● TASK:
Copy each line of the data beneath in which the word "checked" appears.

● PROVIDED DATA:
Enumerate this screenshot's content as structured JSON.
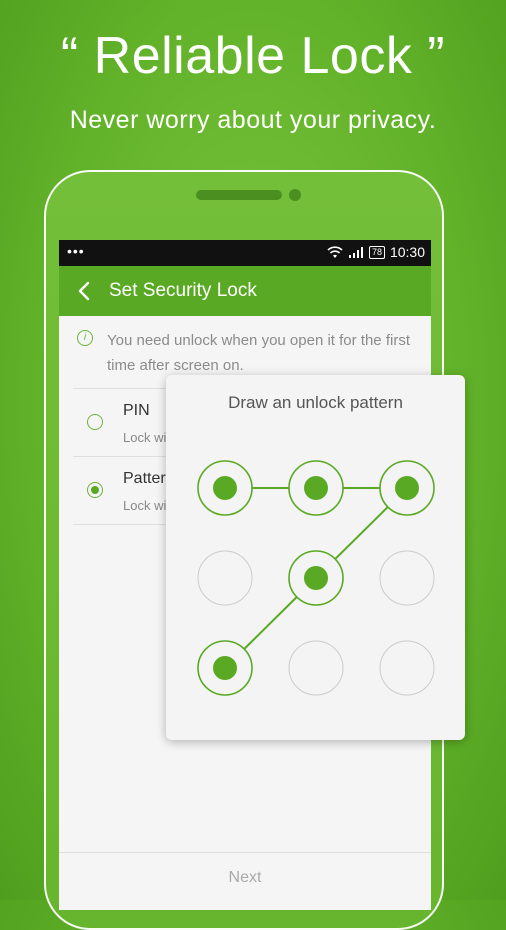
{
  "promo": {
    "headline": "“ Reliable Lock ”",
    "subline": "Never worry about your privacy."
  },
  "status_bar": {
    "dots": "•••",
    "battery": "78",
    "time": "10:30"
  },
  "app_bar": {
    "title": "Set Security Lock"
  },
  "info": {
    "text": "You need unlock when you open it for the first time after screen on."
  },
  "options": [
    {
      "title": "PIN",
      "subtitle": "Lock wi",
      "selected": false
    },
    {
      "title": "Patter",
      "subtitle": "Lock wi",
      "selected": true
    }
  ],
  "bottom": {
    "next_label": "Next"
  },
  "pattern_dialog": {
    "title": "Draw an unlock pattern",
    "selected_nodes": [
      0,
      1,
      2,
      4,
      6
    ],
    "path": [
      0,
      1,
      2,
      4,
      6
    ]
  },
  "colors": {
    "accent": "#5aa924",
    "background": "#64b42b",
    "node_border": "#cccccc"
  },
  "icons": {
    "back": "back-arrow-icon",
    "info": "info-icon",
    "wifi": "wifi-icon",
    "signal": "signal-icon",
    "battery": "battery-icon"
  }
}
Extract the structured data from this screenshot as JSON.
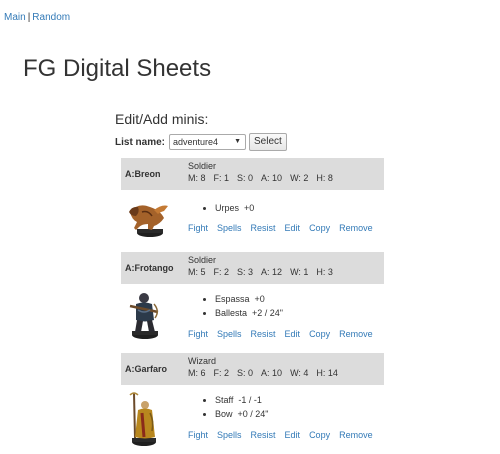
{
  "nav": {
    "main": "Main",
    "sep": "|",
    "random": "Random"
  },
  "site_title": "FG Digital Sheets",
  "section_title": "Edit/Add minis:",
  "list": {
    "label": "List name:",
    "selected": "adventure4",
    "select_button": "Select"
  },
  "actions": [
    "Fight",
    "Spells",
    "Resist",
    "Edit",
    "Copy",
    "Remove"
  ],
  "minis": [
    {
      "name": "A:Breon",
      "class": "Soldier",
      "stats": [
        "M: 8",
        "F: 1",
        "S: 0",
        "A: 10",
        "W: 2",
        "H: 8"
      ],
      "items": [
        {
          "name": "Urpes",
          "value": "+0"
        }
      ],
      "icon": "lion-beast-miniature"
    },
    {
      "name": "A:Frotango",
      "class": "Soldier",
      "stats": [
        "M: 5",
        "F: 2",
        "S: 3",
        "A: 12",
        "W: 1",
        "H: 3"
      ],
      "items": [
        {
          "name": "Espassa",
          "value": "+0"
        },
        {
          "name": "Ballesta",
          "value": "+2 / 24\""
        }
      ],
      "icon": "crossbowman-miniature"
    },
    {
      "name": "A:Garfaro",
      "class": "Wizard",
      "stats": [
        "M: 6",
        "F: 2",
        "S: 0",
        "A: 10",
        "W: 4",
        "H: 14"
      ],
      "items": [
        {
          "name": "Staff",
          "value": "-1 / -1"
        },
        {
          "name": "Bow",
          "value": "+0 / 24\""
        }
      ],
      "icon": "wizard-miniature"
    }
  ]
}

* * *

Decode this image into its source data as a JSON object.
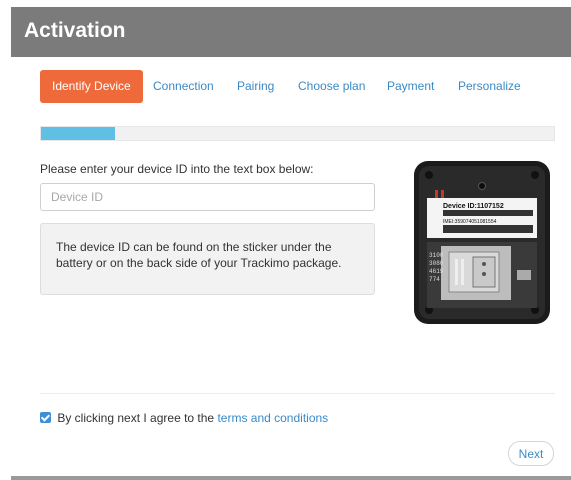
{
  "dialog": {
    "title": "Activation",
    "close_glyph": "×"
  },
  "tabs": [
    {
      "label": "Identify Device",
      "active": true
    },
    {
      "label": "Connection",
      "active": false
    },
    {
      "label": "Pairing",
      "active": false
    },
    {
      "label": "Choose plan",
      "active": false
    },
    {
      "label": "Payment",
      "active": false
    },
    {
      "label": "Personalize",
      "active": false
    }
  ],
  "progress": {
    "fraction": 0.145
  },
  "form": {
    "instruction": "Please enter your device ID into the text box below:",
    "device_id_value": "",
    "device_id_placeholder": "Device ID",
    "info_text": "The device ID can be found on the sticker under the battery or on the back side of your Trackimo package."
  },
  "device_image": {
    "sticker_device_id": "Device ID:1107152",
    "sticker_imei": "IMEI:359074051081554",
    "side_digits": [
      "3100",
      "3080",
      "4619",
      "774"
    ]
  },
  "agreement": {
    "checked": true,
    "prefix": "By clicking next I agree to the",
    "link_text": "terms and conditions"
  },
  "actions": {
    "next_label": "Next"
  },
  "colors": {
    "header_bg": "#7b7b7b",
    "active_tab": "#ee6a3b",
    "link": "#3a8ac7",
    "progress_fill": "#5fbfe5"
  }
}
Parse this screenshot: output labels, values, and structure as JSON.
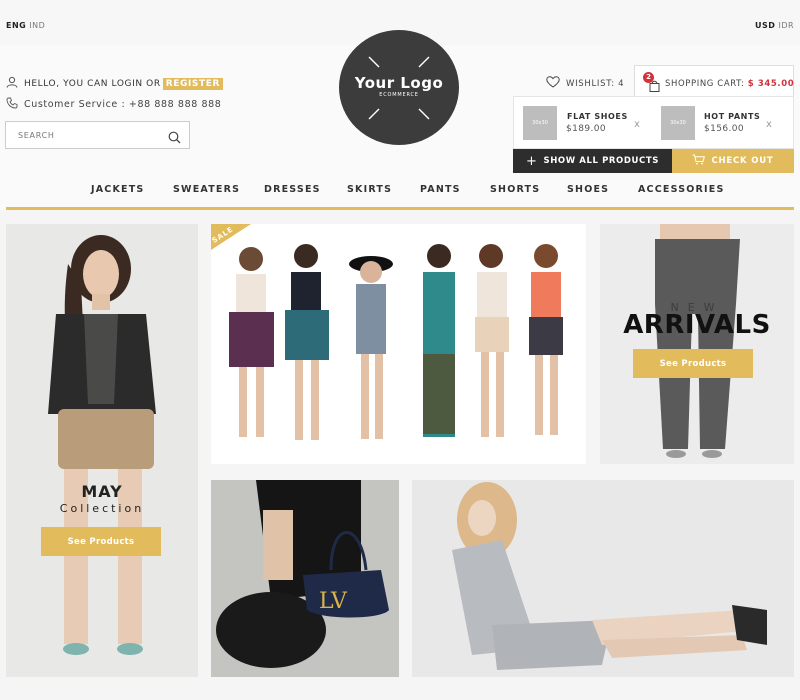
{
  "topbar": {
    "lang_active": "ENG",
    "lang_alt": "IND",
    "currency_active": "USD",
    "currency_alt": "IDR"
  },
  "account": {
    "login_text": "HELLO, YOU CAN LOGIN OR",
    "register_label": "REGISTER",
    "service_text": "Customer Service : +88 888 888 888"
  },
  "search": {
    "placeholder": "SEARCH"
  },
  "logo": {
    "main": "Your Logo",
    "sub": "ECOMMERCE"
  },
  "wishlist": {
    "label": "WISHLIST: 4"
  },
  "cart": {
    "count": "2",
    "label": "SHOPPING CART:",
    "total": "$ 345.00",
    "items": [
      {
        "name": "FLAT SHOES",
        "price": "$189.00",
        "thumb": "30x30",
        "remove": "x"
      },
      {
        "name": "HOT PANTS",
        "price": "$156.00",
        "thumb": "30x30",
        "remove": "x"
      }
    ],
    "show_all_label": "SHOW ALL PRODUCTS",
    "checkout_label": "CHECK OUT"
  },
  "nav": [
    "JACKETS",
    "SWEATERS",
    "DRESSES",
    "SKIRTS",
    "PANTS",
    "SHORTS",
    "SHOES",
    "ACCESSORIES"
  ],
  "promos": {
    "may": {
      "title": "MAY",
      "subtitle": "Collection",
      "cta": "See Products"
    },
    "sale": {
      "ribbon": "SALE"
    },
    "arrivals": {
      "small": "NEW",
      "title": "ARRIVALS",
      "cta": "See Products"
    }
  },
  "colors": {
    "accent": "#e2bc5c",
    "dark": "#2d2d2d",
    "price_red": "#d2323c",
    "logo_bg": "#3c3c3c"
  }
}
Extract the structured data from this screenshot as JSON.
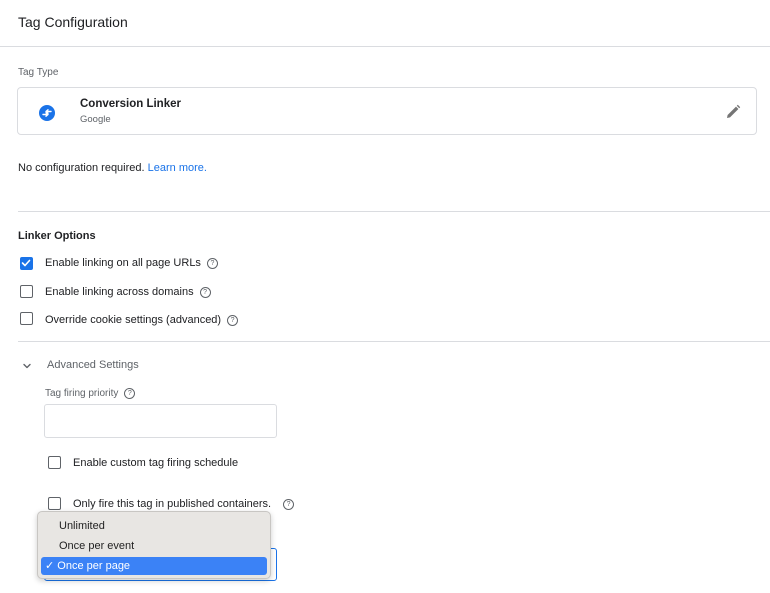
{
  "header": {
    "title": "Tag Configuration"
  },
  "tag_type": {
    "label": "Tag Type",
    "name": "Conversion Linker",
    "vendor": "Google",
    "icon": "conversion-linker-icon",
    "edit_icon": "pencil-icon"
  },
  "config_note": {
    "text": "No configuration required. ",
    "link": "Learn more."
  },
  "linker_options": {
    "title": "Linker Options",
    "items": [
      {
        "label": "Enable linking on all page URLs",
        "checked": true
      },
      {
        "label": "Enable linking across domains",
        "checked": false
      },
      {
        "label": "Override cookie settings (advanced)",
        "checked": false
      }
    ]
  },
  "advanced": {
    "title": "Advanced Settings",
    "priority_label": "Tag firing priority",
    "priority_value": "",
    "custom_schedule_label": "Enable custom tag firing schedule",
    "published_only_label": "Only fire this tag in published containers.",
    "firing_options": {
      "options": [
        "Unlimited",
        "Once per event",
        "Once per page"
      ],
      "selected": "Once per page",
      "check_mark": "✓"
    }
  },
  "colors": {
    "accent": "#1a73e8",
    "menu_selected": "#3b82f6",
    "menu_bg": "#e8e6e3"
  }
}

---

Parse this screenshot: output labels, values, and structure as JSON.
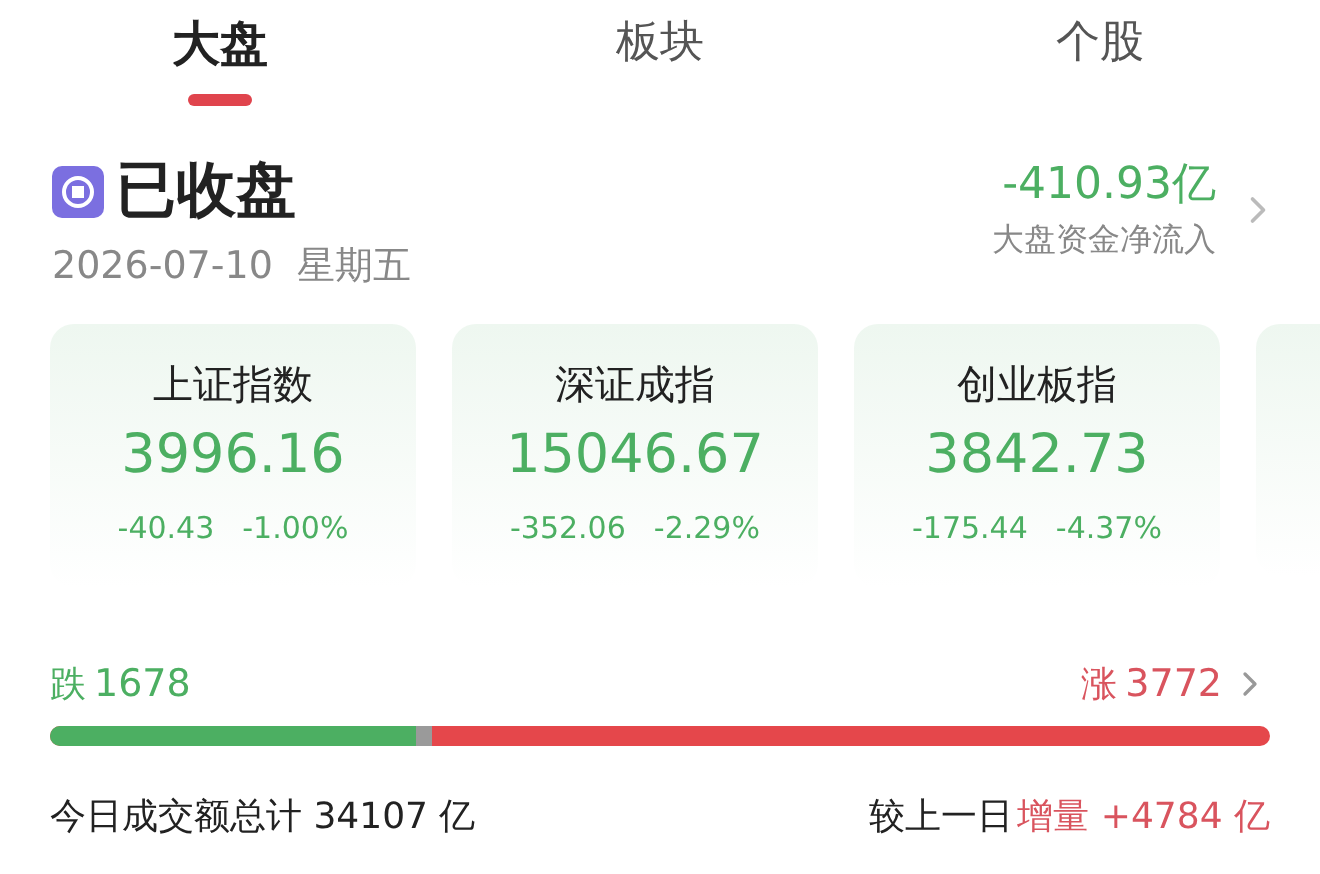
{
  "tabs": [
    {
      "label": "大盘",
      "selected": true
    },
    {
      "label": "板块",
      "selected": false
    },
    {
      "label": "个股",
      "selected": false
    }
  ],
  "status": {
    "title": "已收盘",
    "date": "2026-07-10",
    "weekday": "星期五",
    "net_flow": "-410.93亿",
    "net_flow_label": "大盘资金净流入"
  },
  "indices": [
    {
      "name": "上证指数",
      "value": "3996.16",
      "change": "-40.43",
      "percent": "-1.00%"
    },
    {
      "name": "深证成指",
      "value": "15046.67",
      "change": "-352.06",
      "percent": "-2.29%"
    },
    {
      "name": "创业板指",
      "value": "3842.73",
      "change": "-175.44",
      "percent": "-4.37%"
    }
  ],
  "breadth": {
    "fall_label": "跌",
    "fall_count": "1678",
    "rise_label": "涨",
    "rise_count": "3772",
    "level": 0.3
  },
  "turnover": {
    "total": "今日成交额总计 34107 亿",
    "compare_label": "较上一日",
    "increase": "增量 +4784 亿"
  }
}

● RESPONSE TO THIS TASK:
    "checked": true,
        "checked": true
        "checked": false
        "checked": false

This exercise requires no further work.